'Whining women surgeons who complain about their sexist industry are just making excuses,' says top British female consultant
A top female surgeon has rejected claims the profession is sexist, saying women surgeons who claim it is should stop whining and that many are using the allegation to hide they fact they are not good enough.
Helen Fernandes, who chairs the Women in Surgery group at the Royal College of Surgeons, dismissed claims that sexism was the cause for only eight per cent of consultant surgeons being female.
The number is even lower in neurosurgery, which is Ms Fernandes' area of specialism. Ms Fernandes works as a consultant at Addenbrooke's Hospital in Cambridge.
In an interview with The Times, she said: 'I don't think true sexism or harassment along those lines really exists. In my opinion, a lot of girls who say that they've experienced sexism are, generally speaking, not up to the mark surgically. 'Sexism' almost becomes an excuse.'
One of the reasons put forward for the low number of female surgeons is the unpredictable nature of shifts, which could interfere with domestic issues. Ms Fernandes, who has three children, told young women wanting to build a career in medicine to stop moaning about having kids and to invest in home help.
'Don't whine for hours about childcare issues or the fact that you're a mother. Domesticity is a dirge.'

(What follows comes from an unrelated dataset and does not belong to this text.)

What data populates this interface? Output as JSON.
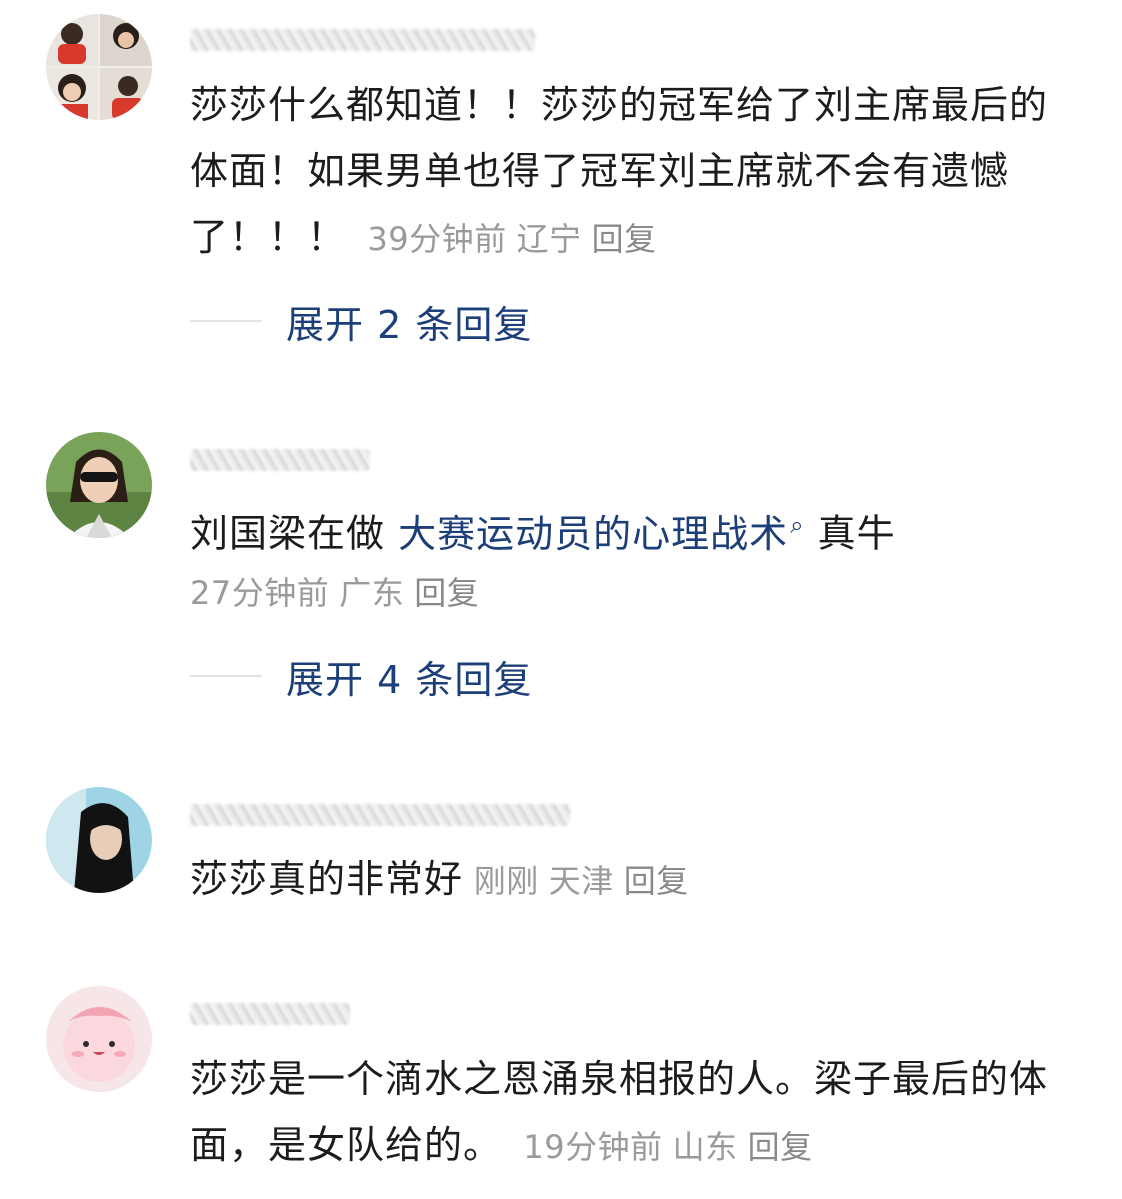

Ms Fernandes has hired the equivalent of one and half full-time employees to help her run her daily life. 'That's very difficult in your training years, because costs are so high. But you've got to take a long-term view.' She said her childcare and domestic bills now only take up 10 per cent of her salary, but that the figure was as high as 80 per cent previously.